The SpaceX Falcon 9 rocket sits on the launch pad at Cape Canaveral, Florida
SpaceX successfully launches satellite and lands Falcon 9 rocket
The August 14 SpaceX mission was one of six successful attempts to launch and recover a booster rocket. Two previous recoveries were on land and four recoveries, including this one, were out at sea on a drone ship.
SpaceX CEO Elon Musk says the choice of landing sites has more to do with a mission's parameters and not the stability of the landing site, itself, even though a sea-based landing is more difficult.
Whether or not a drone ship or dry land is used for a recovery also depends on the weight of the payload and the velocity of the rocket. There could not be enough fuel to get the rocket back to its launch site, and this is where having a drone ship close to the trajectory of the rocket is very helpful, and saves on fuel.
Astronaut Jeffrey Williams during his 2006 mission on the ISS
Astronaut Jeffrey Williams during his 2006 mission on the ISS
Astronaut Williams overtakes Kelly for most days in space

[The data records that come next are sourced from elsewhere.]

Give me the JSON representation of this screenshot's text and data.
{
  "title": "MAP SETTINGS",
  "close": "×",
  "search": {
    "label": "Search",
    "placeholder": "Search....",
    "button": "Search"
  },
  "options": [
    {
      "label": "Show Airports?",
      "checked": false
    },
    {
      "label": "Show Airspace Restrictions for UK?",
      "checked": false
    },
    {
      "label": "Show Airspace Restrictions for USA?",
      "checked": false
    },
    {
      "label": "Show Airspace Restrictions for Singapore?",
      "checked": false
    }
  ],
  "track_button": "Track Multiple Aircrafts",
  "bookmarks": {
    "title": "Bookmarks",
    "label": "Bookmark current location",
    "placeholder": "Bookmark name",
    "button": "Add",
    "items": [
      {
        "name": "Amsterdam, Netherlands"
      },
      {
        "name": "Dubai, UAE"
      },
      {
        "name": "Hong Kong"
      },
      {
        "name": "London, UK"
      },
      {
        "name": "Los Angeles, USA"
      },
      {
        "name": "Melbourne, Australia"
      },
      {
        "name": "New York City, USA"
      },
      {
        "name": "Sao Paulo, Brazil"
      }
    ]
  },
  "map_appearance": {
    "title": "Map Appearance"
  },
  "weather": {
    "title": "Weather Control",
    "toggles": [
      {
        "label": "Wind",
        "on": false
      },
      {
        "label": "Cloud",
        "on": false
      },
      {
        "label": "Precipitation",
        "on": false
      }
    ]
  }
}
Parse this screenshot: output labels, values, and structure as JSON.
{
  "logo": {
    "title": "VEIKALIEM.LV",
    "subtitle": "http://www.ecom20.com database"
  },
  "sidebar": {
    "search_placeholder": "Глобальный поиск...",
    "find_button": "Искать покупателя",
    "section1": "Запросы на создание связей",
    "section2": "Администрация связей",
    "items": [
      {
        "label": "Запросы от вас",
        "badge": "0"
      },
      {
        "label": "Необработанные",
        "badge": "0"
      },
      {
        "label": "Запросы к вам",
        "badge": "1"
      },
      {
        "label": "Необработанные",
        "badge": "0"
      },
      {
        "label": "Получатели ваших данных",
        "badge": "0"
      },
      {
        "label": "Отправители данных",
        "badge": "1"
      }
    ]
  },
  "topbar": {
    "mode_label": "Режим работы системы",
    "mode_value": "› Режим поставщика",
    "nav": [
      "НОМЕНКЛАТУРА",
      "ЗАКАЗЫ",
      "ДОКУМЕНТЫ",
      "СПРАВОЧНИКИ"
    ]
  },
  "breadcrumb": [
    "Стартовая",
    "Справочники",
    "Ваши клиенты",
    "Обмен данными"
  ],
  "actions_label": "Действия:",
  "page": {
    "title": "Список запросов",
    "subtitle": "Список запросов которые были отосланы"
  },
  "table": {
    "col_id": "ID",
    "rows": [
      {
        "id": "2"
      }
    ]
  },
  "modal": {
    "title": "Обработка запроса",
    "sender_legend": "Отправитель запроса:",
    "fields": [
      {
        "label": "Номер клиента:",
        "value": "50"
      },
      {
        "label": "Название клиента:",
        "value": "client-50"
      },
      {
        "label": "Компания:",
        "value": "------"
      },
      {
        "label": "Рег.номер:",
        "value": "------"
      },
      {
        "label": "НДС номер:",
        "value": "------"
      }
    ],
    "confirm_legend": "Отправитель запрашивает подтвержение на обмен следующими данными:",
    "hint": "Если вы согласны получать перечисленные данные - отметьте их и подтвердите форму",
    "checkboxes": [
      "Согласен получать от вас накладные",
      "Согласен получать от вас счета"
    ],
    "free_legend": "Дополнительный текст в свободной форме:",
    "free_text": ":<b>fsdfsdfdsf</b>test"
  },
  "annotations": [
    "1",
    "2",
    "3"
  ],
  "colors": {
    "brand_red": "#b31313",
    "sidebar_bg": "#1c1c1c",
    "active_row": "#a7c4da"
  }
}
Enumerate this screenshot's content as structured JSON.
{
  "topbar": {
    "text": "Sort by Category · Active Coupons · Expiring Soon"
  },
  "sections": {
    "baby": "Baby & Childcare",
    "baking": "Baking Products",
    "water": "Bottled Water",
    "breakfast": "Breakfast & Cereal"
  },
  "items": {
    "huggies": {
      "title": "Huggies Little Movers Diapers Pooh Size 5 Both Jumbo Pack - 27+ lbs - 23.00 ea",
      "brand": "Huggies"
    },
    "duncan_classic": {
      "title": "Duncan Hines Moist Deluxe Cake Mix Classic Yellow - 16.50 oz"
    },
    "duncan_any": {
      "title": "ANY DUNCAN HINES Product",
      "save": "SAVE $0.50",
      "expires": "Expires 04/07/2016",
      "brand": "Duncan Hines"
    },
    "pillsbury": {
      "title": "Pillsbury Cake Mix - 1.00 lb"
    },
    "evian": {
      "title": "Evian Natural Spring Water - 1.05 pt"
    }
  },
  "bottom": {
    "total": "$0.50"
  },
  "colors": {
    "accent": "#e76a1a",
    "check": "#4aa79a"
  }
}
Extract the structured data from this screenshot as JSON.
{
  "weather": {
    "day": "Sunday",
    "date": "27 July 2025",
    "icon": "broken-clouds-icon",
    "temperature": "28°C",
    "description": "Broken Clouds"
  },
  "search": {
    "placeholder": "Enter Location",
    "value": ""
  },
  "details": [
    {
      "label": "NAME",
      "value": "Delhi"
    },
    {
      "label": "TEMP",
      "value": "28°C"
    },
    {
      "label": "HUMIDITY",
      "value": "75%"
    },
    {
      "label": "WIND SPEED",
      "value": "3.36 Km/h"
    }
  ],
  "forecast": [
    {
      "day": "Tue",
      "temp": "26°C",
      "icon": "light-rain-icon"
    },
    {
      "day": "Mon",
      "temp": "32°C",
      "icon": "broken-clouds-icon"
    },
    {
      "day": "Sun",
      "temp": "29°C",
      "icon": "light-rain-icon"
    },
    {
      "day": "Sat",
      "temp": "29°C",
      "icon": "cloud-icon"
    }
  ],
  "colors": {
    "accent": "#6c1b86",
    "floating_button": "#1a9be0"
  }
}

The record for the most time spent in space is held by Russian cosmonauts who manned the MIR space station. But American astronauts also have distinguished records for the most days logged in space. In August 2016, astronaut Jeffrey Williams, who returned to Earth in September broke the record held by Scott Kelly for the most cumulative days in space.
Kelly, the former record holder had spent a total of 520 days in space. But Kelly beat the old record, tallying up 534 days. According to the story, it was all done in a very civilized manner. Kelly, at NASA's Mission Control, greeted Williams with a joke, saying "how would you feel about staying in orbit 190 more days?"
Williams will rank 14th on the list of people with the most time spent in space. Gennady Padalka holds humanity’s record and has logged 879 days in space, between both Mir and the ISS. He and his brother Mark also have another record, of sorts. They are still the only siblings to have traveled to space.
This artist s rendering represents a concept of possible activities during future space exploration ...
This artist's rendering represents a concept of possible activities during future space exploration missions. It depicts a crewmember planting an American flag on the surface of Mars.
Elon Musk's ambitious vision for the future of Mars Colonization
On September 27, SpaceX CEO Elon Musk, speaking to a rapt audience at the 67th International Astronautical Congress in
Guadalajara, Mexico, finally told the world about his company's long-anticipated plans to colonize Mars.
Elon Musk has done wonders in keeping the world hooked on interplanetary travel, and his announcement earlier in 2016 about colonizing Mars gave him the attention such an audacious plan needed. All we needed is a visualization of what would be needed to accomplish the feat.
Picture it, a huge carbon-fiber interplanetary spaceship with a 300-foot tall booster rocket capable of 13,000 tons of thrust, propelled by 42 Raptor rocket engines using cryogenic methane as fuel, blasting off from the Kennedy Space Center one day in the not-so-faraway future, on a trip to Mars.
And while this writer is getting far too old to ever go on a trip into space, she does envision a future where her grandchildren or great-grandchildren will someday travel to another planet. It is exciting to think about that kind of future.